In an e-mail exchange with Bloomberg Businessweek editor Ira Sager, professor Gruber discusses why he took to the comic book format, what could happen if Obamacare is revoked, and what super power he wishes he did possess.
How did you get the idea to tackle such a complex topic in comic book form?
The publisher approached me and I was initially skeptical. But he pointed out that on an airplane, when they want to teach you something important in a hurry, they hand you a comic. I was sold.
Why is health-care reform important?
Because we have twin crises of a high and rising uninsurance rate and an unsustainable growth rate in health-care costs.

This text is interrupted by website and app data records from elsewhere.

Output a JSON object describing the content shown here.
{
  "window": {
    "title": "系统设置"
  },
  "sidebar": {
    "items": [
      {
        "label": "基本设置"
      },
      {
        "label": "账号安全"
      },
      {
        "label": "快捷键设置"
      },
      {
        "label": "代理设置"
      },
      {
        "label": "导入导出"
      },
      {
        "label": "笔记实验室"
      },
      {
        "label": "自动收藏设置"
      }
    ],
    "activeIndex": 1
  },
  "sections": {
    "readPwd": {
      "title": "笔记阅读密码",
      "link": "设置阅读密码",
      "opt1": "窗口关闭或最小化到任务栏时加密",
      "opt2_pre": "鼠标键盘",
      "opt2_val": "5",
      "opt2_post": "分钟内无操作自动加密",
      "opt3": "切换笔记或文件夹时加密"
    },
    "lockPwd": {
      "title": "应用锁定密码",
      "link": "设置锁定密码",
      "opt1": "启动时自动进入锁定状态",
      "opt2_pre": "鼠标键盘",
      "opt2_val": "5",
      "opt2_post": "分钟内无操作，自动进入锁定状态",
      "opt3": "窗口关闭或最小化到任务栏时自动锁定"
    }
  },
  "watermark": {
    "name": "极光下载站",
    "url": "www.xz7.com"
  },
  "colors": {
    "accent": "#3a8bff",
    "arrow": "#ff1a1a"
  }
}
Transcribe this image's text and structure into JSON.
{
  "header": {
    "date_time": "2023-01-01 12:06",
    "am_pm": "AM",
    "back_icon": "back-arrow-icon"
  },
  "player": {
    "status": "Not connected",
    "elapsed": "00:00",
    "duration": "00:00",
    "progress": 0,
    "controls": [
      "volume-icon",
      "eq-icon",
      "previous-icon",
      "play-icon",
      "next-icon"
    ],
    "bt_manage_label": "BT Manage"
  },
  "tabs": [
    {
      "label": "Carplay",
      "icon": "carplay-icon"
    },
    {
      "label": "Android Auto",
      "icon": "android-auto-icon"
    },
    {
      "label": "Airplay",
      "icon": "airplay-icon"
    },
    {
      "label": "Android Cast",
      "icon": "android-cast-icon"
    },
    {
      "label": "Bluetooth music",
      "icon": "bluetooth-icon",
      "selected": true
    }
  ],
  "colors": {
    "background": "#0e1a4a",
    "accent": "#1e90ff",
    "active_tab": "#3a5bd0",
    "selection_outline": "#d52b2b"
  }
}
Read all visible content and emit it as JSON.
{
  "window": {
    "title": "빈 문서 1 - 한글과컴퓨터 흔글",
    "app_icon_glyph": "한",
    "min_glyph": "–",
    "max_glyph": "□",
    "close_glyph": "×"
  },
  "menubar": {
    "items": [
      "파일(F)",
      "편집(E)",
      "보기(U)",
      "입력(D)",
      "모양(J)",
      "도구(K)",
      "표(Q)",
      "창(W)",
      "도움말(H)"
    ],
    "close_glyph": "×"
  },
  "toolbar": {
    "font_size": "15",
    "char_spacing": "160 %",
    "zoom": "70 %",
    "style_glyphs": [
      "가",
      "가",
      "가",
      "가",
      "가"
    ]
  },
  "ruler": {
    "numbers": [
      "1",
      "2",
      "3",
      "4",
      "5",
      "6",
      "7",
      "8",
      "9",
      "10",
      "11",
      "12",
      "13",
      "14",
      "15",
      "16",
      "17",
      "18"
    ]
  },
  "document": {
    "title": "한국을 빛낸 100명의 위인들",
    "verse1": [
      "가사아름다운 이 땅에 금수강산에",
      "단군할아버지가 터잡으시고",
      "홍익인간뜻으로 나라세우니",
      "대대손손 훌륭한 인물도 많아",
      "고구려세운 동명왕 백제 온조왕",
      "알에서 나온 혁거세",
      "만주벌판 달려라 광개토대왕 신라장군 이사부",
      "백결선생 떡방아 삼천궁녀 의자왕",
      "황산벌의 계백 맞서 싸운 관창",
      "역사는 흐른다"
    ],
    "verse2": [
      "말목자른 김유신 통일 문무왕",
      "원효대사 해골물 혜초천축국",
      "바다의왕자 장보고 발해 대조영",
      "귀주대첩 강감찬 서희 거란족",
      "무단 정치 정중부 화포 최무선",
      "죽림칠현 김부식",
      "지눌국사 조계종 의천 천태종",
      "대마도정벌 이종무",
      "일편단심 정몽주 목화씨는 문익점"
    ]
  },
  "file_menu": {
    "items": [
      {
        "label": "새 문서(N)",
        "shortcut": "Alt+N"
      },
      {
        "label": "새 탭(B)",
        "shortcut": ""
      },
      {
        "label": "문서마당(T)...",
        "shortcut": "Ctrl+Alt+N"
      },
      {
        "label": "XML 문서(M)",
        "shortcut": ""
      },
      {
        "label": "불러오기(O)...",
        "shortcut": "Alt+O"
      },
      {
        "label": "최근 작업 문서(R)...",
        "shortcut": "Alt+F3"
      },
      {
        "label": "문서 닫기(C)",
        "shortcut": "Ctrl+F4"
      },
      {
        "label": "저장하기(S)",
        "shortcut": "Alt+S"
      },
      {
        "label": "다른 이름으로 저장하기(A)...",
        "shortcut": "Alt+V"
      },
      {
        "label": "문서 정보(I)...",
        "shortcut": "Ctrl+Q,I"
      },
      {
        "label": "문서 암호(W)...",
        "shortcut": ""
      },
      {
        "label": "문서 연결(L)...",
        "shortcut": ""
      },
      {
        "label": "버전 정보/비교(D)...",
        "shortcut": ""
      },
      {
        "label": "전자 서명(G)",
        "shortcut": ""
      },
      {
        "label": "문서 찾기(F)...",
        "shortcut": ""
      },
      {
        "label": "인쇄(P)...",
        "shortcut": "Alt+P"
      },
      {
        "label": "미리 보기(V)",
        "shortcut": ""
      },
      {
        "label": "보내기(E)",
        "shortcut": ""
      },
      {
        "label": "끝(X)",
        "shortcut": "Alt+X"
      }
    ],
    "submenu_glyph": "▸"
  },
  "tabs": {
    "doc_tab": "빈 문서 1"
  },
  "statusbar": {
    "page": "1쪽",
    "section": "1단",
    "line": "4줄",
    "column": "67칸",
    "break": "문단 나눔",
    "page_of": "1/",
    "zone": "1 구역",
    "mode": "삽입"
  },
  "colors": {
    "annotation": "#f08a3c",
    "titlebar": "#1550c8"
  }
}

The former has huge costs in terms of health and financial bankruptcy. The latter will eventually bankrupt our society.
Why do you believe the Affordable Care Act (ACA) will solve our health-care issues?
Because it fixes broken insurance markets to guarantee fairly priced coverage—leading to 32 million more insured Americans—and because it starts us down the path toward cost control through a number of innovative approaches.
What consequences would we face if this legislation is repealed?
Millions more uninsured Americans, a continued discriminatory insurance market, and no start on controlling health-care costs
Critics of the Affordable Care Act say it doesn’t address health-care costs. Is that perception correct?
It is important to recognize how hard this issue is—there is both enormous scientific uncertainty and a lack of political will to change. Given those constraints, the ACA goes as far as was possible at this time (and perhaps even farther).
What’s the most common misperception of the legislation?
That it is “socialized medicine.” In fact, this approach builds on—and greatly expands—the private health insurance system.
Is Mitt Romney making a mistake by distancing himself from what he did in Massachusetts?
We’ll find out in November, if not sooner. I think he was in a very tough position. He could have denied any credit for the only major accomplishment he had as a policy maker, or he could have embraced his achievement—which would have cost him the nomination—or he could try this bizarre dance of taking credit for the accomplishment but denying it will work for Obama. It’s not clear what was best in the end, given the constraints he faced.
As a child, did you read comic books?
Yes, way too many.
Who was your favorite comic book hero—or is there one you most associate with?
I don’t associate with any, but my favorite was Daredevil, the blind, costumed avenger. I have always enjoyed rooting for the underdog.
If you could have one super power, what would it be?
The ability to control time—to stop it or speed it up at will.